A week before George Ferguson was elected mayor in November 2012, the Bristol Post published a story warning that the city’s housing supply was ‘in crisis’. At the time, the expression ‘housing crisis’ was only just flickering into national consciousness and was generally absent from Bristol’s media.
Just over three years later, renting or buying a home in certain parts of the city will cost you around one and a half times what it did in late 2012. Presumably, few residents’ wages will have increased this much. Affordable homes targets have been missed – by miles – while waiting lists have grown. Meanwhile reports on housing and homelessness problems (see below) have become so commonplace that it’s easy to feel numbed by them.
With housing increasingly concerning many Bristolians, it’s no surprise that mayoral candidates have been rushing to set out their stalls. Labour’s Marvin Rees has pledged to build 800 affordable homes a year if elected; for the Greens, Tony Dyer is committed to a similar number. Ferguson meanwhile, launching a new ‘Homes Board’ set up by the council to tackle housing challenges in our city, pointed out in March that “issues are complex”.

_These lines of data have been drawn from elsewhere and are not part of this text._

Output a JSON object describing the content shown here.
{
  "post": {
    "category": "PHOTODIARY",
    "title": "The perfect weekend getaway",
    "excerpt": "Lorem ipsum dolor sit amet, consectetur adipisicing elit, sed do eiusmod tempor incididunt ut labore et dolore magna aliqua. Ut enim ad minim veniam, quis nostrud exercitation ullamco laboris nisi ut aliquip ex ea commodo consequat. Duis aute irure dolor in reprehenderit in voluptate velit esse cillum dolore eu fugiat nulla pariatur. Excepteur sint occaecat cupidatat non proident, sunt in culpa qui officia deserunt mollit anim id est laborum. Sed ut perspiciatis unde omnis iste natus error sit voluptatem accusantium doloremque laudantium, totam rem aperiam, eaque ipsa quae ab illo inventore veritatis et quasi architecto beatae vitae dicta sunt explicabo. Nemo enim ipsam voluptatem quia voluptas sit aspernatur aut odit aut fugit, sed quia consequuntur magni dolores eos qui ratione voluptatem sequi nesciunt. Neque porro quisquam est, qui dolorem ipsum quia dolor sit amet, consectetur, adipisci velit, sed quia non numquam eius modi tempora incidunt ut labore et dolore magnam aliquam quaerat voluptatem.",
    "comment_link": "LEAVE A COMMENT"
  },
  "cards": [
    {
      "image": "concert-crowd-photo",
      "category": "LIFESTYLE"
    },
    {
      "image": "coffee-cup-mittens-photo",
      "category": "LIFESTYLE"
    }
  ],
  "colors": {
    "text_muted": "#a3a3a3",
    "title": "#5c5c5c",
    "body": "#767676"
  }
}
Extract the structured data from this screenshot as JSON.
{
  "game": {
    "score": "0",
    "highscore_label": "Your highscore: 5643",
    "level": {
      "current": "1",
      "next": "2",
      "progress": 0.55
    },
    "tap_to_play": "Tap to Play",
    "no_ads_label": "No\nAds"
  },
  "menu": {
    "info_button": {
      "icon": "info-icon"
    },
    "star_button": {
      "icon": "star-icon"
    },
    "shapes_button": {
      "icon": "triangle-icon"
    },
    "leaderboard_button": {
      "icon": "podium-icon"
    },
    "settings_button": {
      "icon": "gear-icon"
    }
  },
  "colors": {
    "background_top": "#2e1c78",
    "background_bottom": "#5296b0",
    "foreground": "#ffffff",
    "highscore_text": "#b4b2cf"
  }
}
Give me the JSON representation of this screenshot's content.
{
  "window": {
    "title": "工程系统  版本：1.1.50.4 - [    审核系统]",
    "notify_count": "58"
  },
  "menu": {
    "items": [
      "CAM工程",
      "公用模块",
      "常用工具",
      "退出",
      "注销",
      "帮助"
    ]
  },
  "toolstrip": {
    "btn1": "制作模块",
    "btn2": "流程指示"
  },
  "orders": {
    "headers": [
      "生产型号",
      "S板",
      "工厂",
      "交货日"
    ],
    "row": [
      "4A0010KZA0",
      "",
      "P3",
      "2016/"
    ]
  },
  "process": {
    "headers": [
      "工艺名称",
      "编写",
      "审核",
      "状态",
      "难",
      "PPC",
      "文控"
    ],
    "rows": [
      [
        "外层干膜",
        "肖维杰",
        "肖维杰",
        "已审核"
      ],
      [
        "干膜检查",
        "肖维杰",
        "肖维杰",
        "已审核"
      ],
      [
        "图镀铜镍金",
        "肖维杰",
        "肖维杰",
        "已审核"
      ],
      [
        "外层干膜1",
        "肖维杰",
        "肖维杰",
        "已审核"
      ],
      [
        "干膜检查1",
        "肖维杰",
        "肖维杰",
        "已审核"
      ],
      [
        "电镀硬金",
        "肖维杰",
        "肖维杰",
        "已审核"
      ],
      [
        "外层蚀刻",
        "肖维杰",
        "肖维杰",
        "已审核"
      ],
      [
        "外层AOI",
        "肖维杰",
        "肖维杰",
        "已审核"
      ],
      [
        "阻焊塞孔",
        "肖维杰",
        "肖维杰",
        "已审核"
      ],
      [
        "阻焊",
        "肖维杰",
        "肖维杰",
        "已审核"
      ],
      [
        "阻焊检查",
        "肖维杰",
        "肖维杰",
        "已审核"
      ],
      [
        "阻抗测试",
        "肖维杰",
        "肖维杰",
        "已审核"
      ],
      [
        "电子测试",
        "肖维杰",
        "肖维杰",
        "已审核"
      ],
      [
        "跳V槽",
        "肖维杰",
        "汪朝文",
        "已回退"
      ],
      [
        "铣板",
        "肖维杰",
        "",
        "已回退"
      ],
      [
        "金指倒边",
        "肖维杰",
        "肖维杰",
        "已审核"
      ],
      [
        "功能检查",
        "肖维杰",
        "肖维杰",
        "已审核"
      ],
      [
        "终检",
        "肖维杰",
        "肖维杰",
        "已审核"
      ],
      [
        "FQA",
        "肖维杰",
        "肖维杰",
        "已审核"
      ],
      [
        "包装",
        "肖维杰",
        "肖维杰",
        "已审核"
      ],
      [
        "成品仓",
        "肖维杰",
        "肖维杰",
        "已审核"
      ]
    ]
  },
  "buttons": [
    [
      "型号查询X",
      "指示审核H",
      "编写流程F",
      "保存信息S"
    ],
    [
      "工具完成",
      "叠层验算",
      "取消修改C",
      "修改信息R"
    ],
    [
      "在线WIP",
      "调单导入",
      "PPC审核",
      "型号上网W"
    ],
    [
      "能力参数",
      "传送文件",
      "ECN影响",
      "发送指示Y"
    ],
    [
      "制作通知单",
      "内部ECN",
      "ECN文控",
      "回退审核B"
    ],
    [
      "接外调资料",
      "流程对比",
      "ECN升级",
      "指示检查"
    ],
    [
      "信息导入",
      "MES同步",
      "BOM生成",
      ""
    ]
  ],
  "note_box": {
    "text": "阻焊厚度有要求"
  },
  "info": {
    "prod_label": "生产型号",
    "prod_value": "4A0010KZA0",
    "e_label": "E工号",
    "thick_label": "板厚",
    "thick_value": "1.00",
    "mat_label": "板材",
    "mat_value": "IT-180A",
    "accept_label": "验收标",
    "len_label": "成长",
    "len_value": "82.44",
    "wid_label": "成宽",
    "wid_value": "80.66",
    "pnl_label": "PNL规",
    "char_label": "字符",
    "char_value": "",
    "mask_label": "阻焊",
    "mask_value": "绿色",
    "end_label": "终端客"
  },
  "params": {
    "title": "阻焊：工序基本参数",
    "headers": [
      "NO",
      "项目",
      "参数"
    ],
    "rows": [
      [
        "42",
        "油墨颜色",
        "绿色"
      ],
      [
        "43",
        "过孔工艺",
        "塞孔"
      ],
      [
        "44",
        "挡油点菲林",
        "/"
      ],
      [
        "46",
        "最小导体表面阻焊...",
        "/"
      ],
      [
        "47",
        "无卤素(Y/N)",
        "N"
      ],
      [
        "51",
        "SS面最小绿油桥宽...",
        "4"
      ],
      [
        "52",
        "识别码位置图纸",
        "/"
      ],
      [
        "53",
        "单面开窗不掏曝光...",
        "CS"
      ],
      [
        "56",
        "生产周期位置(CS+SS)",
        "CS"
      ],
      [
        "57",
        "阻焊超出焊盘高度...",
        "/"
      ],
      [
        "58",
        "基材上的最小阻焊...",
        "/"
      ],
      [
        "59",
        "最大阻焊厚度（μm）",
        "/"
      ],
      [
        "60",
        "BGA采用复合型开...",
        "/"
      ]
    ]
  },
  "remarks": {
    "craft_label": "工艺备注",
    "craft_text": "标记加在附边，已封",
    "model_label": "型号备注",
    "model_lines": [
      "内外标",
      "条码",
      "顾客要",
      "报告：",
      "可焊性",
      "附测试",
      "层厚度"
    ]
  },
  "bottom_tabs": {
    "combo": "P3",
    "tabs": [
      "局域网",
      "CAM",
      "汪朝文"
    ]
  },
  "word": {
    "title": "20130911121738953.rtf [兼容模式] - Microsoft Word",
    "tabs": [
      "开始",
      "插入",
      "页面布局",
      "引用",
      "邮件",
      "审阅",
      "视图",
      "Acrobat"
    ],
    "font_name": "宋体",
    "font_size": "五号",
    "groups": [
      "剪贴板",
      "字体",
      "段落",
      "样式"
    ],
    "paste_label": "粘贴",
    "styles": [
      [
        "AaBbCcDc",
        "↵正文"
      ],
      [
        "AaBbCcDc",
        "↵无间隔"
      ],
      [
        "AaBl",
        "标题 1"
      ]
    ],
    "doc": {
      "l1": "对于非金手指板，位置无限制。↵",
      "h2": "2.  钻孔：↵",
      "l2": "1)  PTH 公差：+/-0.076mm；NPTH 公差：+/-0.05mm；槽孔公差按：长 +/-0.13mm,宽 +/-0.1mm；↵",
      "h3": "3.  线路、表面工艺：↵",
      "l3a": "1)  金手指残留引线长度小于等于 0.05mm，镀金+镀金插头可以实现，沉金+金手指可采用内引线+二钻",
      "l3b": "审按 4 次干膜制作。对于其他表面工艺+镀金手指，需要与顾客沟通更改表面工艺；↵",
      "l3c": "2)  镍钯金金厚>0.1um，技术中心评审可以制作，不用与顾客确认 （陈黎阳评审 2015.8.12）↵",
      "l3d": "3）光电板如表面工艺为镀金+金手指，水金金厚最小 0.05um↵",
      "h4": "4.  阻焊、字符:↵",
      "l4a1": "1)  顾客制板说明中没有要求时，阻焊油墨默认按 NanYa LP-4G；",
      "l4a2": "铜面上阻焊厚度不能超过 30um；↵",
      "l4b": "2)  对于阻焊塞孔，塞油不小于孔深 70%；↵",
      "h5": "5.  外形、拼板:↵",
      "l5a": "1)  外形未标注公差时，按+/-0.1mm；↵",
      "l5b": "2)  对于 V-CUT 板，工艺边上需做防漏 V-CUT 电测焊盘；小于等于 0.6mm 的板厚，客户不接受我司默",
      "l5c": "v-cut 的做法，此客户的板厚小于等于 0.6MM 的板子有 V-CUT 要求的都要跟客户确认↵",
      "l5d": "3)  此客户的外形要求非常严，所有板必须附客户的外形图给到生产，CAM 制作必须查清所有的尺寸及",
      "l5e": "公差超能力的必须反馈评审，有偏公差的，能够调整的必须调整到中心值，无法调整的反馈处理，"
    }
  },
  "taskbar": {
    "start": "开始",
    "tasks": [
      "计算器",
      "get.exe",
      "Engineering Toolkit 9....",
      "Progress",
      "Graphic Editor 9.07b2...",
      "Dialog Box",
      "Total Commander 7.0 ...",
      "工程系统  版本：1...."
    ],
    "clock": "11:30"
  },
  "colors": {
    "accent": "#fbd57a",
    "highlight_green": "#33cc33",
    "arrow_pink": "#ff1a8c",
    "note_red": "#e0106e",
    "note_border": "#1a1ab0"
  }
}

Here three informed people discuss the challenges that Bristol faces, lay out the priorities for the city’s beleaguered army of private tenants and suggest that our leaders must think beyond the parameters of a “broken” housing delivery model.
Crunching the numbers
- 18%: the amount by which Bristol rents rose from 2014 to 2015 – the joint highest rate, with Brighton.
- £785: approximate average monthly rental price of a two-bed property in BS5, historically one of Bristol’s cheapest postcodes, during the last three months of 2015 (sourced by averaging data from Rightmove).
- £649: amount of monthly housing benefit available to claimants eligible for a two-bed property in Bristol.
- 555: the number of homeless households Bristol council accepted it had a duty to rehouse between April and September 2015 (there were 872 acceptances during the whole of 2014/15).*
- £4.4 million: the amount spent by Bristol council on emergency accommodation for homeless households between April and December 2015 (the cost for the whole of 2014/15 was £3.2 million).*
- 97: the number of rough sleepers recorded on the streets of Bristol in 2015. This was the second highest total of any local authority (after Westminster) and a tenfold rise since 2010.
- 1,490: the number of ‘affordable’ (social and intermediate rent) homes delivered by Bristol council and its housing association partners between April 2010 and April 2015. The target was 2,000.
* Source: Freedom of Information request